* [Material for the task]:
★ ★ ★ ★

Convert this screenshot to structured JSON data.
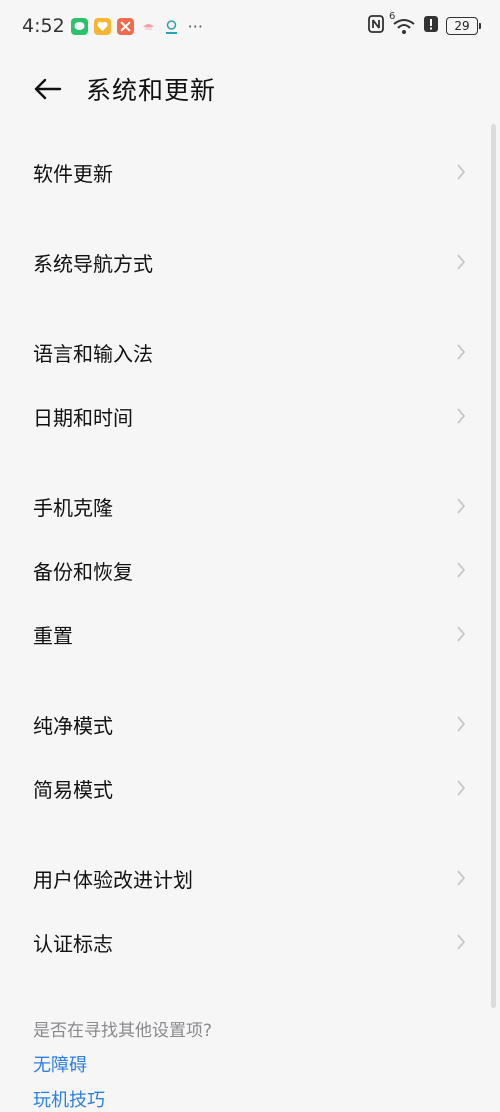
{
  "status_bar": {
    "time": "4:52",
    "more_indicator": "···",
    "network_superscript": "6",
    "battery": "29",
    "notification_icons": [
      "wechat-icon",
      "favorites-icon",
      "tools-icon",
      "toast-icon",
      "profile-icon"
    ],
    "right_icons": [
      "nfc-icon",
      "wifi-icon",
      "alert-icon",
      "battery-icon"
    ]
  },
  "header": {
    "title": "系统和更新",
    "back_icon": "back-arrow-icon"
  },
  "menu_items": [
    "软件更新",
    "系统导航方式",
    "语言和输入法",
    "日期和时间",
    "手机克隆",
    "备份和恢复",
    "重置",
    "纯净模式",
    "简易模式",
    "用户体验改进计划",
    "认证标志"
  ],
  "footer": {
    "prompt": "是否在寻找其他设置项?",
    "links": [
      "无障碍",
      "玩机技巧"
    ]
  },
  "colors": {
    "background": "#f6f6f7",
    "link": "#2d7fe0",
    "text": "#111111",
    "muted": "#8a8a8e",
    "chevron": "#c8c8cc"
  }
}
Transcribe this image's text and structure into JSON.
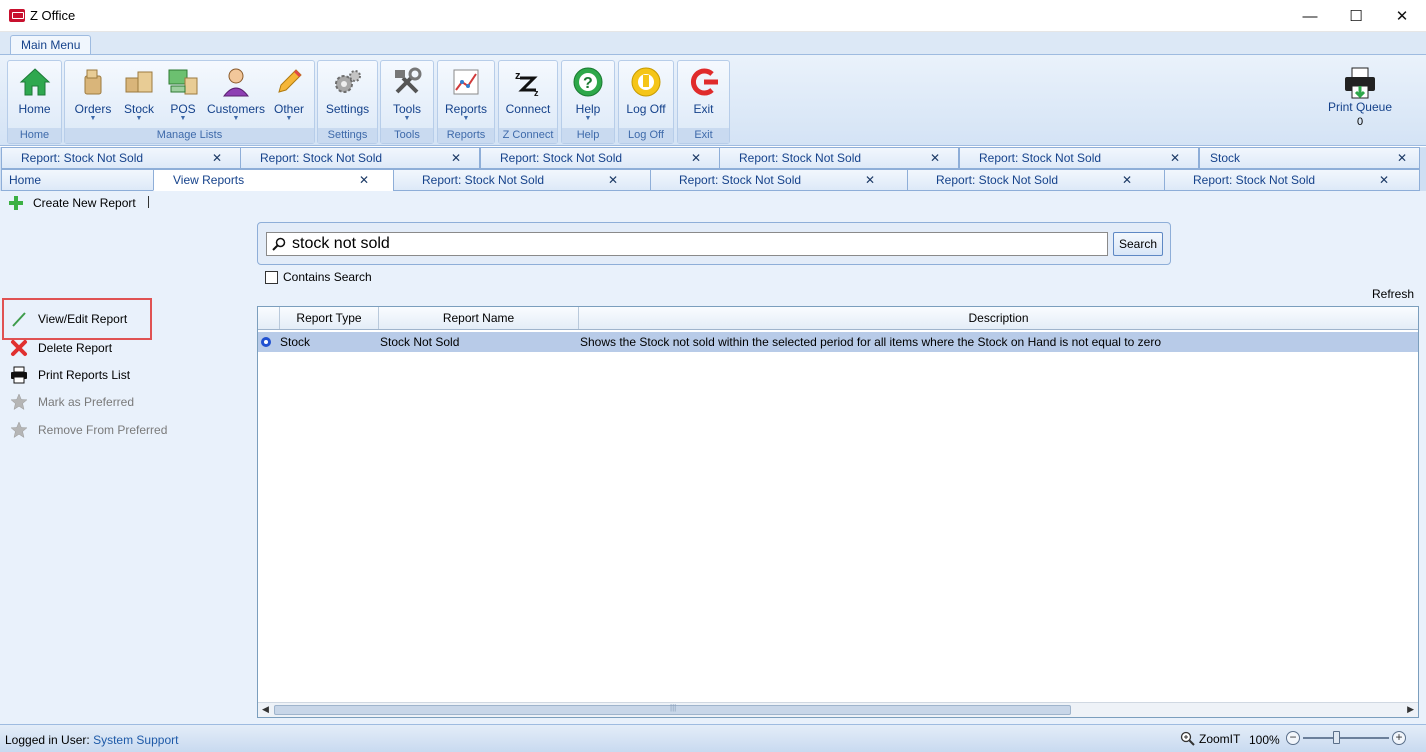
{
  "window": {
    "title": "Z Office",
    "min_glyph": "—",
    "max_glyph": "☐",
    "close_glyph": "✕"
  },
  "ribbon": {
    "tab_label": "Main Menu",
    "groups": [
      {
        "label": "Home"
      },
      {
        "label": "Manage Lists"
      },
      {
        "label": "Settings"
      },
      {
        "label": "Tools"
      },
      {
        "label": "Reports"
      },
      {
        "label": "Z Connect"
      },
      {
        "label": "Help"
      },
      {
        "label": "Log Off"
      },
      {
        "label": "Exit"
      }
    ],
    "buttons": {
      "home": "Home",
      "orders": "Orders",
      "stock": "Stock",
      "pos": "POS",
      "customers": "Customers",
      "other": "Other",
      "settings": "Settings",
      "tools": "Tools",
      "reports": "Reports",
      "connect": "Connect",
      "help": "Help",
      "logoff": "Log Off",
      "exit": "Exit"
    },
    "print_queue": {
      "label": "Print Queue",
      "count": "0"
    }
  },
  "tabs_row1": [
    "Report: Stock Not Sold",
    "Report: Stock Not Sold",
    "Report: Stock Not Sold",
    "Report: Stock Not Sold",
    "Report: Stock Not Sold",
    "Stock"
  ],
  "tabs_row2": [
    "Home",
    "View Reports",
    "Report: Stock Not Sold",
    "Report: Stock Not Sold",
    "Report: Stock Not Sold",
    "Report: Stock Not Sold"
  ],
  "tab_close_glyph": "✕",
  "toolbar": {
    "create_label": "Create New Report"
  },
  "side_actions": {
    "view_edit": "View/Edit Report",
    "delete": "Delete Report",
    "print_list": "Print Reports List",
    "mark_preferred": "Mark as Preferred",
    "remove_preferred": "Remove From Preferred"
  },
  "search": {
    "value": "stock not sold",
    "button_label": "Search",
    "contains_label": "Contains Search",
    "contains_checked": false
  },
  "refresh_label": "Refresh",
  "grid": {
    "columns": [
      "Report Type",
      "Report Name",
      "Description"
    ],
    "rows": [
      {
        "type": "Stock",
        "name": "Stock Not Sold",
        "description": "Shows the Stock not sold within the selected period for all items where the Stock on Hand is not equal to zero"
      }
    ],
    "scroll_grip": "|||"
  },
  "status": {
    "label": "Logged in User:",
    "user": "System Support",
    "zoom_label": "ZoomIT",
    "zoom_pct": "100%"
  },
  "colors": {
    "accent": "#15428b",
    "selection": "#b8cbe8",
    "highlight_border": "#e05252"
  }
}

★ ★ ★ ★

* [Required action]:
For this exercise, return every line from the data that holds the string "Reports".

* [Answer to the exercise]:
        "label": "Reports"
      "reports": "Reports",
    "View Reports",
    "print_list": "Print Reports List",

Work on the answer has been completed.